TASK REQUIREMENTS: Beginning with the line containing "Enumerate this screenshot's" and ending with the last line of the records, set down every line exactly.

[Component data from apps and pages]
···

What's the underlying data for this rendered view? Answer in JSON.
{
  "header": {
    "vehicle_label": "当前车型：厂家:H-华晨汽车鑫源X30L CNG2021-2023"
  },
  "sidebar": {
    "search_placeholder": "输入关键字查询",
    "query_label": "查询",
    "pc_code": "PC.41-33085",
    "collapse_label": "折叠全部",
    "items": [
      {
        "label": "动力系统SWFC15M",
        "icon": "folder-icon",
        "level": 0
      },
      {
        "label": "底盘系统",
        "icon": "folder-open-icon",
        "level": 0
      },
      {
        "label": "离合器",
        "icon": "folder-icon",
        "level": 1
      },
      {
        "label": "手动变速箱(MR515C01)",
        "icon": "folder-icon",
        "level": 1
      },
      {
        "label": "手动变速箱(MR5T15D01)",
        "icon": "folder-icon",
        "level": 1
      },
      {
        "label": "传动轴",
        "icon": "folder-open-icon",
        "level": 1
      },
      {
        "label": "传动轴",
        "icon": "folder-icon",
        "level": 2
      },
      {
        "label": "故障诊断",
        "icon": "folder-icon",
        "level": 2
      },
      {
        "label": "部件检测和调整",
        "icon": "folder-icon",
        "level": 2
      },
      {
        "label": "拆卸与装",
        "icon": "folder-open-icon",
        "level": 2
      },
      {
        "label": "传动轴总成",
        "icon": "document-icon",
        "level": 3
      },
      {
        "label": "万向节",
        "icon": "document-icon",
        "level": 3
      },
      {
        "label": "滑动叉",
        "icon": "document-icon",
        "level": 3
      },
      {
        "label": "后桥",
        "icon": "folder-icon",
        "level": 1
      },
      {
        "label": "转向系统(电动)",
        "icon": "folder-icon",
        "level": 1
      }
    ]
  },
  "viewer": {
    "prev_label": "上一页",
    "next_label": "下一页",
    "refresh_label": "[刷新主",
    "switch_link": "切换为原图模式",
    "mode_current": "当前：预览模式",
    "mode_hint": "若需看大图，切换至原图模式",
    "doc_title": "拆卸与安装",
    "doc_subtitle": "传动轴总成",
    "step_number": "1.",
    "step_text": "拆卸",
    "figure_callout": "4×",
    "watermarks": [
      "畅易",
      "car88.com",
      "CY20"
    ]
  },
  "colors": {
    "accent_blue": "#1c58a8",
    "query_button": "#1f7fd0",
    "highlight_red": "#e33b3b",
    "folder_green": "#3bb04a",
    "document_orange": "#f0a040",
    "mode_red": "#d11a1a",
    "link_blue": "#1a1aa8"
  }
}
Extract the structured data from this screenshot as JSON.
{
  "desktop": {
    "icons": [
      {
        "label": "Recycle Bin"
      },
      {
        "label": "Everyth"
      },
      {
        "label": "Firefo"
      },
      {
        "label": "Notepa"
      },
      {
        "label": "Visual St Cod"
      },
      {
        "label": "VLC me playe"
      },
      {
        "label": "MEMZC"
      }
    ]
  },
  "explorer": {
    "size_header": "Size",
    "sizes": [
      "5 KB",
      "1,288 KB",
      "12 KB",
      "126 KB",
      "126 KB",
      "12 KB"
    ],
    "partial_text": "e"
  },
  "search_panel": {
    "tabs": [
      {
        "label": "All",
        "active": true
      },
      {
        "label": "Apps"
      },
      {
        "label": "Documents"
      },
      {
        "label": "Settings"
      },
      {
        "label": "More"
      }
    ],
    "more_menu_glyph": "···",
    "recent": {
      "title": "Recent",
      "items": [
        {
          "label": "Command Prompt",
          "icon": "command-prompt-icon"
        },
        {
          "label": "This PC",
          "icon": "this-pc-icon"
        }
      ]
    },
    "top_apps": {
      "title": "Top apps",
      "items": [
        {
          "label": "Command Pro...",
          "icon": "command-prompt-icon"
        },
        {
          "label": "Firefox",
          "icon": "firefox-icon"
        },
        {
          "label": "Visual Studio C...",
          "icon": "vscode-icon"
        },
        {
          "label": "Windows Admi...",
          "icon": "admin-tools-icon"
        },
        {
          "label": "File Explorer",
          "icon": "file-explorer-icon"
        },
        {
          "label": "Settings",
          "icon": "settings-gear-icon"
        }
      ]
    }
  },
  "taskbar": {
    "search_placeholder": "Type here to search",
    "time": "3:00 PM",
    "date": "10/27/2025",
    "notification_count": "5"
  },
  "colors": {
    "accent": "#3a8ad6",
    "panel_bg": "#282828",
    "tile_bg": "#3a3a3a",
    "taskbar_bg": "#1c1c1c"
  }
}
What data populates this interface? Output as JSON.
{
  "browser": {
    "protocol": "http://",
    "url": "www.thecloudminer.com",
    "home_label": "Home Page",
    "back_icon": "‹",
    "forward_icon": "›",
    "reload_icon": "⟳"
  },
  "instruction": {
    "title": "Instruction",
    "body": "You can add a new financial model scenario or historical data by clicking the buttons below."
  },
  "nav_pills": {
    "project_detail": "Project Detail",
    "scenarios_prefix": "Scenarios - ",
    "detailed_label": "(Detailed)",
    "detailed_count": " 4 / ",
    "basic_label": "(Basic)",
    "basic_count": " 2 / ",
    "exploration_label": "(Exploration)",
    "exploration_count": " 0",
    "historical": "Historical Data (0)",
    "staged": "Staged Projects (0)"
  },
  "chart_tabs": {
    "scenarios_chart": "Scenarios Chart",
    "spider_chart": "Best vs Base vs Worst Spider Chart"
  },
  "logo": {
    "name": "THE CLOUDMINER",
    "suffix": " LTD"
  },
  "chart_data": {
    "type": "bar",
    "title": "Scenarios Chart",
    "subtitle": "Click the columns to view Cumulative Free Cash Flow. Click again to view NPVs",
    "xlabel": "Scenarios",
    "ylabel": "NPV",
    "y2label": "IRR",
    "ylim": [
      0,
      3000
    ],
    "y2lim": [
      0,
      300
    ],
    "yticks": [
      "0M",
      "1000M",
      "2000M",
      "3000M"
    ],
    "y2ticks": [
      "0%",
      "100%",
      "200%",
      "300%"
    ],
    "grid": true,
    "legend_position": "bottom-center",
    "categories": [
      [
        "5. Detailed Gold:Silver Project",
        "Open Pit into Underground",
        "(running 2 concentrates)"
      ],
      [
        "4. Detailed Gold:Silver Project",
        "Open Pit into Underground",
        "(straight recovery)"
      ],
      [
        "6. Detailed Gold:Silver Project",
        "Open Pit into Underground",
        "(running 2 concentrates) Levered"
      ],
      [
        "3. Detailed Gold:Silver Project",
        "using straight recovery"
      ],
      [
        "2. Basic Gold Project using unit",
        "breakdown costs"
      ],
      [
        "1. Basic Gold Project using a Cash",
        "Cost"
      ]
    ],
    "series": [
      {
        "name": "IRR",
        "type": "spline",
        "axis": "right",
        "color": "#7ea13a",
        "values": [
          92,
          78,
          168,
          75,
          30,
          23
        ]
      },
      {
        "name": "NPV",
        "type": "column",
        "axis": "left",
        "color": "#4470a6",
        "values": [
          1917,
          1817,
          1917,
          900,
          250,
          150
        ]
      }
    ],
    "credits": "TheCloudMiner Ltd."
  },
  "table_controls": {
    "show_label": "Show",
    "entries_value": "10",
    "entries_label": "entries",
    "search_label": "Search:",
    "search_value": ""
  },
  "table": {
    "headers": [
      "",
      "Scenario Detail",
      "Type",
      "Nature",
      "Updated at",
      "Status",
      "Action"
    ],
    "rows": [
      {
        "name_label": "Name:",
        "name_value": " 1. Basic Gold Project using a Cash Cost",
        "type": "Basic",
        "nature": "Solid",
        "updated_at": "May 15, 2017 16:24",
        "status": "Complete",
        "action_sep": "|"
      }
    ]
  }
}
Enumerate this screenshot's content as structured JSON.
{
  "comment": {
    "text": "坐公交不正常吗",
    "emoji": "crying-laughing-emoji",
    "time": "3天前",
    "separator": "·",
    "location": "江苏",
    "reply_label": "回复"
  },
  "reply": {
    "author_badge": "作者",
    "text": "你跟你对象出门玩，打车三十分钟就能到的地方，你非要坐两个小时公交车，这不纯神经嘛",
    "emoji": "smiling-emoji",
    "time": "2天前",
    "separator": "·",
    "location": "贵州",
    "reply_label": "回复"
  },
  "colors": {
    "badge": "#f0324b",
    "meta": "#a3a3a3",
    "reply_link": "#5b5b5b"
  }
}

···

EXERCISE OUTPUT:
Enumerate this screenshot's content as structured JSON.
{
  "comment": {
    "text": "坐公交不正常吗",
    "emoji": "crying-laughing-emoji",
    "time": "3天前",
    "separator": "·",
    "location": "江苏",
    "reply_label": "回复"
  },
  "reply": {
    "author_badge": "作者",
    "text": "你跟你对象出门玩，打车三十分钟就能到的地方，你非要坐两个小时公交车，这不纯神经嘛",
    "emoji": "smiling-emoji",
    "time": "2天前",
    "separator": "·",
    "location": "贵州",
    "reply_label": "回复"
  },
  "colors": {
    "badge": "#f0324b",
    "meta": "#a3a3a3",
    "reply_link": "#5b5b5b"
  }
}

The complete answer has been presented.